Europe's hyena, as W. Churchill called Poland non-diplomatically, was one of the first to regret her short-sightedness, becoming another victim of Nazi Germany in the world war that began on September 1 on September 1939. The following were France and the United Kingdom. But didn't they themselves in Munich give this war a green light?
We emphasize the most important features of the Munich Agreement: first, it was the agreed dictate of Germany and England (France and Italy followed in the wake of their partners); secondly, Hungary and Poland were complicit in the collusion and partition of Czechoslovakia: the latter occupied the Teshen region, and Hungary - the southern regions of Slovakia; thirdly, the Soviet Union was isolated. The measures he took in support of Czechoslovakia (concentration of troops on the western borders, diplomatic demarches) were not successful.
Britain and France hoped to pacify Germany at the cost of territorial concessions at the expense of Czechoslovakia, to divert the charge of its aggressive policy from itself. Soviet intelligence reported to Moscow that before the departure from Munich, Chamberlain again met with Hitler, who confidentially told the British prime minister: "We have enough planes to attack the USSR, especially since there is no longer any danger of basing Soviet planes on Czechoslovak airfields."
The Munich deal overnight destroyed with such difficulty the framework of the collective security system in Europe, which was based on the Soviet-French and Soviet-Czechoslovak treaties on mutual assistance.
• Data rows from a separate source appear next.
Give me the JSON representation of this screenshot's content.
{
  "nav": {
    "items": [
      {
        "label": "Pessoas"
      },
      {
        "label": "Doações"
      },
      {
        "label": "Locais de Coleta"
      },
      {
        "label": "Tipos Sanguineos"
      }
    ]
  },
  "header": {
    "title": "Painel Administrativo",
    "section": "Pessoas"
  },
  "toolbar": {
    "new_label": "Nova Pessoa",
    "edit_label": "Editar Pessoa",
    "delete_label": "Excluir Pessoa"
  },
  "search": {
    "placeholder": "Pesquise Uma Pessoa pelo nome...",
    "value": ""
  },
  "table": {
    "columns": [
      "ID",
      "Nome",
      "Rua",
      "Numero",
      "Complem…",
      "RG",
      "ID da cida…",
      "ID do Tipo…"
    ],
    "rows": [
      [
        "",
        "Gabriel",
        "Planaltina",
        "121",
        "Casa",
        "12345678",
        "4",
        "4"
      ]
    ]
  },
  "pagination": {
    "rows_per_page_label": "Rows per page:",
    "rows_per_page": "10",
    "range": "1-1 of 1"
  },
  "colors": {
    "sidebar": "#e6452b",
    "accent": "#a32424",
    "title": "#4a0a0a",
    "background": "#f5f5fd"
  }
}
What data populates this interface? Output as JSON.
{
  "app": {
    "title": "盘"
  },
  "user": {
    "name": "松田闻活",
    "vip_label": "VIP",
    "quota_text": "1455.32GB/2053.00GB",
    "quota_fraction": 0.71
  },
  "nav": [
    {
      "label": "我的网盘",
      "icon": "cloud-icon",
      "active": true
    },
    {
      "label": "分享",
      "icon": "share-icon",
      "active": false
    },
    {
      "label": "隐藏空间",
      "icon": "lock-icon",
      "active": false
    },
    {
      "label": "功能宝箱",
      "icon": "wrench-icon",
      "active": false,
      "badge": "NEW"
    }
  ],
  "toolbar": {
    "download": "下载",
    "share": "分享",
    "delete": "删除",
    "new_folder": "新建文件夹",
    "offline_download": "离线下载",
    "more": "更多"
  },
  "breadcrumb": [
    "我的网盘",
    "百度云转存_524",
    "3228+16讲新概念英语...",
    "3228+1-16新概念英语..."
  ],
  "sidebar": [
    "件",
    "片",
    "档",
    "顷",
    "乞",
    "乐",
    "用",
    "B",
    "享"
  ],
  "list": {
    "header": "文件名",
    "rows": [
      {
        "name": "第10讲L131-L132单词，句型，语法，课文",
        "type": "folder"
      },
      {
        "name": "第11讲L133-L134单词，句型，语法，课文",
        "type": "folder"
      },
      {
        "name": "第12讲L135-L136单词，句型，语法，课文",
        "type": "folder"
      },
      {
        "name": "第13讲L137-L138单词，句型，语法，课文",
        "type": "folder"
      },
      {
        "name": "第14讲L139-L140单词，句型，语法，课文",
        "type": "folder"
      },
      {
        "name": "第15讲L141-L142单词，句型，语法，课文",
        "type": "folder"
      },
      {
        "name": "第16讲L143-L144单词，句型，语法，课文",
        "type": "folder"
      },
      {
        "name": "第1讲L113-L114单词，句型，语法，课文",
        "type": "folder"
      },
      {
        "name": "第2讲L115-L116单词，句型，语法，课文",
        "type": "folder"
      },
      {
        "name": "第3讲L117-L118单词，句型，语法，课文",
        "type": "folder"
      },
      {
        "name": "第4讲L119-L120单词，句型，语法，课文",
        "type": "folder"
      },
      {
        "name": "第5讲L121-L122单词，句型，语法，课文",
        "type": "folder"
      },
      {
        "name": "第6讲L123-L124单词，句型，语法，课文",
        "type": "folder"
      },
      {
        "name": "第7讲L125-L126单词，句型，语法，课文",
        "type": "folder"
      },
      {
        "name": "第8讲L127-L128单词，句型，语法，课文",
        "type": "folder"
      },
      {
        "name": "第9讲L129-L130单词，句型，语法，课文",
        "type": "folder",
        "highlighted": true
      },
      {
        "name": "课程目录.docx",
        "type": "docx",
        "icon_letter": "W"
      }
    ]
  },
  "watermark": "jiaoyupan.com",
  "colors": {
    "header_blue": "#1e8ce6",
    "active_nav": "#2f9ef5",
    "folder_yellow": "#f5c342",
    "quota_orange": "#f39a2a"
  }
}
Having absorbed Czechoslovakia, Hitler, seeing perfectly well that no Western state or grouping of states is going to prevent him from territorial division, 3 on April 1939 gave a completely secret directive, which determined the time of the attack on Poland - 1 of September of the same year.
Under these conditions, the Soviet Union had no choice but, avoiding danger, to remain face to face with the possible united front of the Western powers, to go in August 1939 to sign a non-aggression treaty with Germany.
Today, by relieving themselves of the responsibility for “appeasing” Hitler, which resulted in a world conflagration, Western politicians and historians are trying to shift it onto other people's shoulders - to accuse the Soviet Union of provoking the Second World War. In fact, they still cannot forgive the Soviet leadership that, having completed a brilliant diplomatic maneuver, it slipped out of the trap set for the USSR and, thanks to the non-aggression treaty with Germany, avoided the prospect of war with the united forces of the West and left the Anglo-Saxons with the Wehrmacht the French, who, caressing Hitler, so strove to send him east.